Dismiss Notice
Join Physics Forums Today!
The friendliest, high quality science and math community on the planet! Everyone who loves science is here!

How to calculate this function?

  1. Jul 2, 2009 #1
    I have a queation as below


    How to solve it? I just konw that the angle is an operator, but the function of x is out of the cosine function.
  2. jcsd
  3. Jul 2, 2009 #2


    User Avatar
    Homework Helper
    Gold Member

    They probably mean

    [tex] \cos ({d/dx}) = 1 - \frac{1}{2!}\frac{d^2}{dx^2} + \frac{1}{4!}\frac{d^4}{dx^4} - ... [/tex]
  4. Jul 2, 2009 #3


    User Avatar
    Science Advisor

    Just as I would interpret f(g)(x) to mean f(g(x)), I would interpret cos(d/dx)f(x) to mean cos(df/dx). That would, I believe, give the same thing as dx's Taylor's series interpretation.
  5. Jul 2, 2009 #4
    The two suggestions are different. Because the OP says the answer is an operator probably the interpretation of dx is the intended one.

    Let's see why they are different. Try the example [tex]f(x) = x^2[/tex] so that [tex]f'(x) = 2x[/tex] and [tex]f''(x) = 2[/tex], and all higher derivatives are zero.

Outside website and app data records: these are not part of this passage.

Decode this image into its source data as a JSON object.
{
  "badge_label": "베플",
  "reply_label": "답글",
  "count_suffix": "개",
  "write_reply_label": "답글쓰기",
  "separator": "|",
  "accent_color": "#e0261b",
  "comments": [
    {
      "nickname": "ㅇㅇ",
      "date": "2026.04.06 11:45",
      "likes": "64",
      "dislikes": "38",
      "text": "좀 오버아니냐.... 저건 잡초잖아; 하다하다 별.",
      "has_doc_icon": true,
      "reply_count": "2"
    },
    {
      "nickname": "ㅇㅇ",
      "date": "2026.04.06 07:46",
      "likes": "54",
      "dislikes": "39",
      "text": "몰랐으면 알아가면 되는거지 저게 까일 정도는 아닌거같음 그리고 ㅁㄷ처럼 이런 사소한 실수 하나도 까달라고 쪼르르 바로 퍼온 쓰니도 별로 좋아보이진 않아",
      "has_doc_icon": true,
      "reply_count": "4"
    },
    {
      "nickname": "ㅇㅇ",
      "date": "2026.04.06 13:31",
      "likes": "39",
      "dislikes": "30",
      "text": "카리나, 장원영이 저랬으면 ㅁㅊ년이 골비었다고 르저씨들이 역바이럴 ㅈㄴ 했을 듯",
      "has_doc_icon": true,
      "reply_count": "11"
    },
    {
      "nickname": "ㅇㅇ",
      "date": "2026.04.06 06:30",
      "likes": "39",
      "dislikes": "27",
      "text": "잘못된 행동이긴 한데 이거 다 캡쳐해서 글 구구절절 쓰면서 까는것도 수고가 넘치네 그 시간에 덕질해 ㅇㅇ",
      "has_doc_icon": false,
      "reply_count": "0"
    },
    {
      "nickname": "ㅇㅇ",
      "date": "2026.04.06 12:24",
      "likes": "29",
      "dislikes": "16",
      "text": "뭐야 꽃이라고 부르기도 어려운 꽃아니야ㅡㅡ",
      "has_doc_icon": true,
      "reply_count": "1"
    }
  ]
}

    Then under the dx method, we get

    f(x) - \frac{1}{2!}\;f''(x) = x^2 - 1

    but under the HallsOfIvy method, we get

    \sin(f'(x)) = \sin(2x)

    Not the same.
  6. Jul 2, 2009 #5

    But, this term comes from the Mathieu’s equation as below


    If I use series, this equation would be so terrible
Know someone interested in this topic? Share this thread via Reddit, Google+, Twitter, or Facebook